*Work order*.
Your task is to copy each line in the listing that includes the word "JSON".

*Data*.
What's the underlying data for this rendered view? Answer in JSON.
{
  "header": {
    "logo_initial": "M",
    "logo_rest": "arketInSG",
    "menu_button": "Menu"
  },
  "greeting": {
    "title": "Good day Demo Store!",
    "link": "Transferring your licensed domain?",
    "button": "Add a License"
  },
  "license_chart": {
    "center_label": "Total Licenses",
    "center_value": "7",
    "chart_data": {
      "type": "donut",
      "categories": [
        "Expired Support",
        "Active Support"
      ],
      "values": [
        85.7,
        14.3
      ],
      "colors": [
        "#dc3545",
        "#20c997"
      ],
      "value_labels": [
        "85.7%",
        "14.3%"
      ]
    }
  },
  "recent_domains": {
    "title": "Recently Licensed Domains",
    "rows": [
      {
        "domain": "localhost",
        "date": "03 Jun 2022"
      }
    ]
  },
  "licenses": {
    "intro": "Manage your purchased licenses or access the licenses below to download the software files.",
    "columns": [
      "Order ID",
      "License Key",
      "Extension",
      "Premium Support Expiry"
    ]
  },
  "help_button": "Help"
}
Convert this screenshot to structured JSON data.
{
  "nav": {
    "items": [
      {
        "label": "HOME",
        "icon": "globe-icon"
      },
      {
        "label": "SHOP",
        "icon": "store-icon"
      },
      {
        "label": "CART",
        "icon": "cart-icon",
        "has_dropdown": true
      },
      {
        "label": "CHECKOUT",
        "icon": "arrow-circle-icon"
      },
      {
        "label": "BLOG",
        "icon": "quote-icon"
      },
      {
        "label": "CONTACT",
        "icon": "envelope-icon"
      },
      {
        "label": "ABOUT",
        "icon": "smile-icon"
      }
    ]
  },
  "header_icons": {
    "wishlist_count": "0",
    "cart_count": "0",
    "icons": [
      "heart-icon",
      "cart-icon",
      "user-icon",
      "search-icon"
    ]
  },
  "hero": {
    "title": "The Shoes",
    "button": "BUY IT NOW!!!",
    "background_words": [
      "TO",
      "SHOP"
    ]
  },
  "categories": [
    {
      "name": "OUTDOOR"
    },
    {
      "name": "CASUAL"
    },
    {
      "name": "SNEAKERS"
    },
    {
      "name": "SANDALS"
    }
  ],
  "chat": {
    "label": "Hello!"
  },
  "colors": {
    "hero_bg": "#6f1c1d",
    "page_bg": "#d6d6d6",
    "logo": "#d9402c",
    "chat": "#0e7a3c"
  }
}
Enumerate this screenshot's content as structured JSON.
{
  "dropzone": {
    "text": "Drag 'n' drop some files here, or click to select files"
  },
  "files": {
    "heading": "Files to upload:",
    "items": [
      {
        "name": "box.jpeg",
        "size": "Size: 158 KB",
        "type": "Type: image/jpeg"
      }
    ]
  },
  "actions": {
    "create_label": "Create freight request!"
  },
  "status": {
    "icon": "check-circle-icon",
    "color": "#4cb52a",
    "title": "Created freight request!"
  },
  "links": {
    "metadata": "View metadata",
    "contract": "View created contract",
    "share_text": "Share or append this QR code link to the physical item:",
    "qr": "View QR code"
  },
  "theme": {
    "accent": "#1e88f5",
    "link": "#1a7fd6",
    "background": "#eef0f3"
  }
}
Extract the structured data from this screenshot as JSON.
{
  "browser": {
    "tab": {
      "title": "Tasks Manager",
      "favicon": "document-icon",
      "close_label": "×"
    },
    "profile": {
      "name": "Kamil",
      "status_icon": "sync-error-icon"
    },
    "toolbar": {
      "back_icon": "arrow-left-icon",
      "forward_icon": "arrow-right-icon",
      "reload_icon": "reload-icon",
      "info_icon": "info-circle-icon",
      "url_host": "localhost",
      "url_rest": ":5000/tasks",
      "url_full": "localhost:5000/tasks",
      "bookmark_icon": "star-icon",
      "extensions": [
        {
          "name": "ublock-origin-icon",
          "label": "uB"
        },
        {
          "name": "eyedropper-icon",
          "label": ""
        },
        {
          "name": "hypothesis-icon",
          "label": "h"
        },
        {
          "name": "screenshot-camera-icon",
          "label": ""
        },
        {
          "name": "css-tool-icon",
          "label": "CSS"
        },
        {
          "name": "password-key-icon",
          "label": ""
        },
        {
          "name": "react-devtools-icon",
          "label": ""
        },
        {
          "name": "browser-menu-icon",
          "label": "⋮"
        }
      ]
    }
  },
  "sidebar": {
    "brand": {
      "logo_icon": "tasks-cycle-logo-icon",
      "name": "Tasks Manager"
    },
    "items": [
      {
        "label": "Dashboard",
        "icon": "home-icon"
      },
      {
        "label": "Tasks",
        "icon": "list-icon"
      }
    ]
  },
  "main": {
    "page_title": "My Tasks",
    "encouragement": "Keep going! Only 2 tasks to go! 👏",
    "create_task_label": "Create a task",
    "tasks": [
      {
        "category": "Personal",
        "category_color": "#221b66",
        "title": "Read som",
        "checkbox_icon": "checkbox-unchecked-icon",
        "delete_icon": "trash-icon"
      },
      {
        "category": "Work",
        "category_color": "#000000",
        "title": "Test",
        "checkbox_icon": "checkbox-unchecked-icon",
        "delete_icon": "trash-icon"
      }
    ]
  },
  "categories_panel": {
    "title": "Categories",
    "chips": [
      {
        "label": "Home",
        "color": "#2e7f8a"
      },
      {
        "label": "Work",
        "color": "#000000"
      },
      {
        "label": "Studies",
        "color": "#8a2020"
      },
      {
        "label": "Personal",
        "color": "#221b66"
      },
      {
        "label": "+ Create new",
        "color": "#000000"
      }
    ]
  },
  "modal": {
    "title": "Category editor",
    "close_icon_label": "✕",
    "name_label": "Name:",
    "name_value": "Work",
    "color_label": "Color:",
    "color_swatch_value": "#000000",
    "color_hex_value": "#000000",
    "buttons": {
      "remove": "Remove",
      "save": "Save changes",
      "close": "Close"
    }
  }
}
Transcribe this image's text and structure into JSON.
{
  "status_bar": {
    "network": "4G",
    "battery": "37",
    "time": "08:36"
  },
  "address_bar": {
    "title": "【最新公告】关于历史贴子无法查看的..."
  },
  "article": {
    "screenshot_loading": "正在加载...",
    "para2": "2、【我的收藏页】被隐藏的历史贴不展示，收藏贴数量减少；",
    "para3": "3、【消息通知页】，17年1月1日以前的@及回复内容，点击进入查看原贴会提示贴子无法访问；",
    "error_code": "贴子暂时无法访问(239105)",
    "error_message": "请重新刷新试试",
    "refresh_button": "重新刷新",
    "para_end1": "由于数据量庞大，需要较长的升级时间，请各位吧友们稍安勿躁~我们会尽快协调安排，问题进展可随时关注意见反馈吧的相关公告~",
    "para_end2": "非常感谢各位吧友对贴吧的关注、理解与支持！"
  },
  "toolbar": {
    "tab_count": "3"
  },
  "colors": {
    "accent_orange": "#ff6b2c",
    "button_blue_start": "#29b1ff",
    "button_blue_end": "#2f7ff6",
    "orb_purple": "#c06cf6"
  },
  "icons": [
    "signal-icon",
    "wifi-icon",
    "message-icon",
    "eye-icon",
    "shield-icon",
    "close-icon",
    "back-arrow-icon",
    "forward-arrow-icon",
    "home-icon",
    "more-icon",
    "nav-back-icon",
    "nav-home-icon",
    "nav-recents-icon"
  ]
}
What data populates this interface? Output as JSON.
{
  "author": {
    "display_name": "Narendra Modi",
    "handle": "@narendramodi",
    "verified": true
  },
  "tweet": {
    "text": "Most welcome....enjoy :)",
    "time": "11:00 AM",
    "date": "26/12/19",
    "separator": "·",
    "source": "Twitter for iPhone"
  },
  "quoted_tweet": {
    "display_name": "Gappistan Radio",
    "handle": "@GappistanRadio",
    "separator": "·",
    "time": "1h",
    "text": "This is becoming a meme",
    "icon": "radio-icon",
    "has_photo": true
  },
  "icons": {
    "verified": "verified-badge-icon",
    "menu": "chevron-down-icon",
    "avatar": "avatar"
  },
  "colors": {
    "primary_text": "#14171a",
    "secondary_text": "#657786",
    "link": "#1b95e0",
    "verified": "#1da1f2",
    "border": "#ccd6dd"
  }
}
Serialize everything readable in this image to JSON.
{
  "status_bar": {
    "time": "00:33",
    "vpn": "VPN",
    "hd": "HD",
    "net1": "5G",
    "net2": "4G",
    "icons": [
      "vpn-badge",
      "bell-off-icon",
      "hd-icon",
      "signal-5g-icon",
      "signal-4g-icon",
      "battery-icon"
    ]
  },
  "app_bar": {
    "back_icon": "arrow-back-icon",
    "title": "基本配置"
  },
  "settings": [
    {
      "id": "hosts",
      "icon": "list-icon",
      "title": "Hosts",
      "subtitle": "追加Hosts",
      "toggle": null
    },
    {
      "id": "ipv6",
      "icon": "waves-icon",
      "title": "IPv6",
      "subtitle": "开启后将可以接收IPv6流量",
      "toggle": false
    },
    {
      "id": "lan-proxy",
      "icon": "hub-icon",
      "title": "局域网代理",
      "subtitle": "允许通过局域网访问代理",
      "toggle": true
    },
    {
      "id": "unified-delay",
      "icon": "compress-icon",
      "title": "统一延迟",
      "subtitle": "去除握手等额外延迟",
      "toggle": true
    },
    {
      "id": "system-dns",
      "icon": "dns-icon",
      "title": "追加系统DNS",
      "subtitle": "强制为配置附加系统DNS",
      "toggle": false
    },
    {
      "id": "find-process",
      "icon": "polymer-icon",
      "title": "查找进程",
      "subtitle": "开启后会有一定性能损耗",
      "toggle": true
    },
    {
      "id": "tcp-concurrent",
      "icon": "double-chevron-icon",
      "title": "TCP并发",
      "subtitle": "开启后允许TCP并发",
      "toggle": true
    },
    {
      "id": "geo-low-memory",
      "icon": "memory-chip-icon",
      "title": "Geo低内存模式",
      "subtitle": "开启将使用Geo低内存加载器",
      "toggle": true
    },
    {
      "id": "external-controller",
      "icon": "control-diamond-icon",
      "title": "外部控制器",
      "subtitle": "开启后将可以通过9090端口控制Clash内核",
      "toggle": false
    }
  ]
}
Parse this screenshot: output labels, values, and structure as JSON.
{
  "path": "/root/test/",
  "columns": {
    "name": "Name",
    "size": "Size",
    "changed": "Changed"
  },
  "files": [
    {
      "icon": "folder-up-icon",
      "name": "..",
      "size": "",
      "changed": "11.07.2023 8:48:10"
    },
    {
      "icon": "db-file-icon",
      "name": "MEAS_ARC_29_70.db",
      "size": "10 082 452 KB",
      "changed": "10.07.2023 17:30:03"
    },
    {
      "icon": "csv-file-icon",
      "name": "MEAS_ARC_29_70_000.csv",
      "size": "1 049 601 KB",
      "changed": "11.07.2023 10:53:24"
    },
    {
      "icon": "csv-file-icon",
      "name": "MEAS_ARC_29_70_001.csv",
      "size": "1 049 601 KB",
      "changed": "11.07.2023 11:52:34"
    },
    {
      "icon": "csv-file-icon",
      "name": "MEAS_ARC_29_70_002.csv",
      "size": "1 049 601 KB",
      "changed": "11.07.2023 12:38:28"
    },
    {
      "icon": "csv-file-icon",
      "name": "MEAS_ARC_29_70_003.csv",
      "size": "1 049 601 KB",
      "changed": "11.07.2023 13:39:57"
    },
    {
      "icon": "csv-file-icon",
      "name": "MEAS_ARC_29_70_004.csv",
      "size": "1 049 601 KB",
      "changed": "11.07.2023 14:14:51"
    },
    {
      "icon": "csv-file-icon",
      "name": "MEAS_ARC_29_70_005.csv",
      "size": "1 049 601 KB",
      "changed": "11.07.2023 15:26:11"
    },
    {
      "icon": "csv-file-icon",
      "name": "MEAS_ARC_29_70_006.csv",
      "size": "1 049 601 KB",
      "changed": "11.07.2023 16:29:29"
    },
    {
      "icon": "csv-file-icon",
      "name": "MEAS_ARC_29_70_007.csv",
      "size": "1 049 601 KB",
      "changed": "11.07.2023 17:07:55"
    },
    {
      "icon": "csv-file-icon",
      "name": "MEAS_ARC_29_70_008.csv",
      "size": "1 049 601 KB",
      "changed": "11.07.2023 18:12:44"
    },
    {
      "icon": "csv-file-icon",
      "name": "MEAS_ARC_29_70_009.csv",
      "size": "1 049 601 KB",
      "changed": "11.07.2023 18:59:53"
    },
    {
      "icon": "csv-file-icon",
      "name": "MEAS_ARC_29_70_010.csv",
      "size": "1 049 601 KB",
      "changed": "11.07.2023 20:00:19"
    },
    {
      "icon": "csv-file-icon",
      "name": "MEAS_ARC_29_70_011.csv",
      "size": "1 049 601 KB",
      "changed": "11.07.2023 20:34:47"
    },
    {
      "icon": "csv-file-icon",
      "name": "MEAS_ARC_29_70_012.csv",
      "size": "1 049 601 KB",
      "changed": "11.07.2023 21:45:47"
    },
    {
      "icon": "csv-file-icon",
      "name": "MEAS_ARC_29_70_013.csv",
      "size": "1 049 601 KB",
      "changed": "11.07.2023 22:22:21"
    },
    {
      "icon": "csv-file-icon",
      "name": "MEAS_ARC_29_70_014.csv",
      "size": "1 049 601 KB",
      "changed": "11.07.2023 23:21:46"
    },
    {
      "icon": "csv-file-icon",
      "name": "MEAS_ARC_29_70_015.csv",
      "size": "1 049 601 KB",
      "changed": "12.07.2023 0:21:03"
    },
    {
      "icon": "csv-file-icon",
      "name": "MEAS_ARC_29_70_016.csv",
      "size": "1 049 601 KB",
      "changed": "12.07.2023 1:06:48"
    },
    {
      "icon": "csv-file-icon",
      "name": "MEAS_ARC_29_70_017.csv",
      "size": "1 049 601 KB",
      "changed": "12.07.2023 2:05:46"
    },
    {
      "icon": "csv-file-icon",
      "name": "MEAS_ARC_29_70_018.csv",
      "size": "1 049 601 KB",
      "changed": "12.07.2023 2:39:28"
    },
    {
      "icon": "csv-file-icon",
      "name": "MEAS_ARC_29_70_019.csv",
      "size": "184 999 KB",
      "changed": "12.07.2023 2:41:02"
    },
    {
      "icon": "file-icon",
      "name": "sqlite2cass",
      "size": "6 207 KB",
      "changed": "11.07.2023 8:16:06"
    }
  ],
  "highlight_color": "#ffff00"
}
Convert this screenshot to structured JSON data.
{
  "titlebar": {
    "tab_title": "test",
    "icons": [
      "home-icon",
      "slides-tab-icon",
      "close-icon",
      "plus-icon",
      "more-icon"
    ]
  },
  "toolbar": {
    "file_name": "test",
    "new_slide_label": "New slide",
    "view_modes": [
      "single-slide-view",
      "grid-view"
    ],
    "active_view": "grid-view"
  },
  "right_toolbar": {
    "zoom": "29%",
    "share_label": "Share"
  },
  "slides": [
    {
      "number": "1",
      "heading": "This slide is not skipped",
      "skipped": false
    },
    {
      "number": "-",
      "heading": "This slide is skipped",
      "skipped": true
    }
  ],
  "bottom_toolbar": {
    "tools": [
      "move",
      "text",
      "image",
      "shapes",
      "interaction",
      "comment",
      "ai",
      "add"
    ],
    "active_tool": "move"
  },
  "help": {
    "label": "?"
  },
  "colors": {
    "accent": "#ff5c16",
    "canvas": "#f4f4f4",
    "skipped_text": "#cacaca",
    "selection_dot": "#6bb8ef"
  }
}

*Task solution*.
What's the underlying data for this rendered view? Answer in JSON.
Convert this screenshot to structured JSON data.
Enumerate this screenshot's content as structured JSON.
Extract the structured data from this screenshot as JSON.
Transcribe this image's text and structure into JSON.
What data populates this interface? Output as JSON.
Serialize everything readable in this image to JSON.
Parse this screenshot: output labels, values, and structure as JSON.
Convert this screenshot to structured JSON data.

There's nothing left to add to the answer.